**What you need to do**
Copy each line below in which the word "Wellness" occurs.

◇ ◇ ◇ ◇ ◇

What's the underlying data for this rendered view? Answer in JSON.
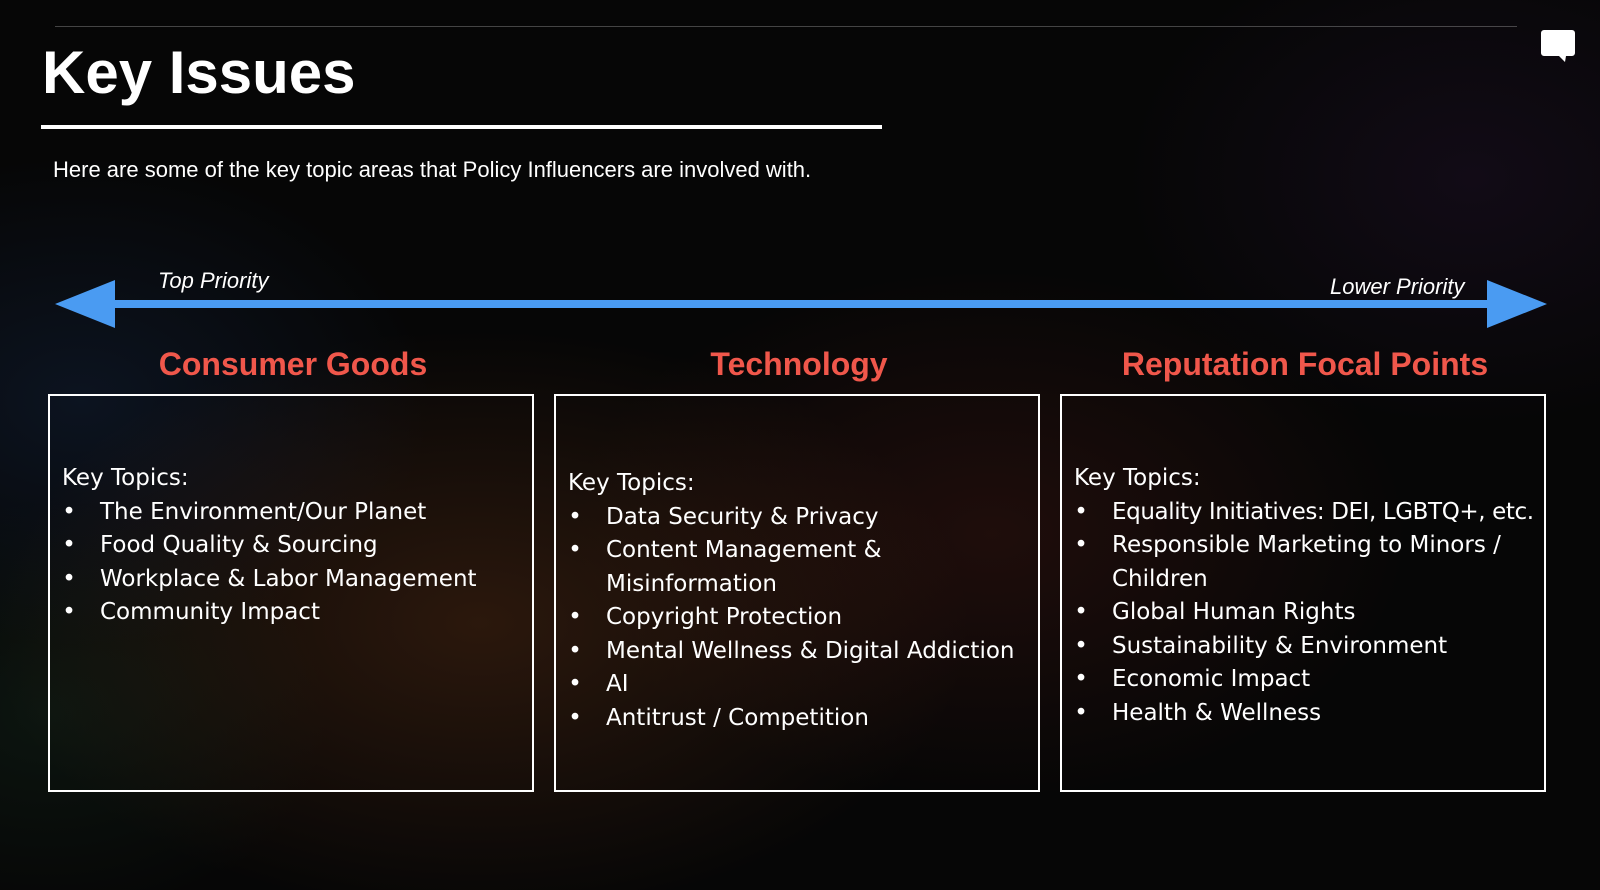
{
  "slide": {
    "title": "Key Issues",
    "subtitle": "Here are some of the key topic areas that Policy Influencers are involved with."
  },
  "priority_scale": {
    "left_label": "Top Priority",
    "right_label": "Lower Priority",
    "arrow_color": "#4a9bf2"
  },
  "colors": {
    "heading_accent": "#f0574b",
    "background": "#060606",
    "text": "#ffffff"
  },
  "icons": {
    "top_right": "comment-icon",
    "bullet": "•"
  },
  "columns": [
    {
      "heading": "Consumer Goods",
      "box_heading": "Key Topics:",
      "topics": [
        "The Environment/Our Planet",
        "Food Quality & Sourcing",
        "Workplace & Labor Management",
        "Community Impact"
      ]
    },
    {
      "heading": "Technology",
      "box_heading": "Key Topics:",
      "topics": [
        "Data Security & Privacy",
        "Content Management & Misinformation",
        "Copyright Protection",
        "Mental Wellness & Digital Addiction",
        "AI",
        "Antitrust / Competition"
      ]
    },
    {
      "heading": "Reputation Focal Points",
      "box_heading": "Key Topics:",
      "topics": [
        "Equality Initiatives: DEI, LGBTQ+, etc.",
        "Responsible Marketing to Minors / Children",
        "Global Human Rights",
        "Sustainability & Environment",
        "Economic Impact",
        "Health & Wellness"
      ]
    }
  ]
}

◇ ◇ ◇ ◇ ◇

**Response box**
        "Mental Wellness & Digital Addiction",
        "Health & Wellness"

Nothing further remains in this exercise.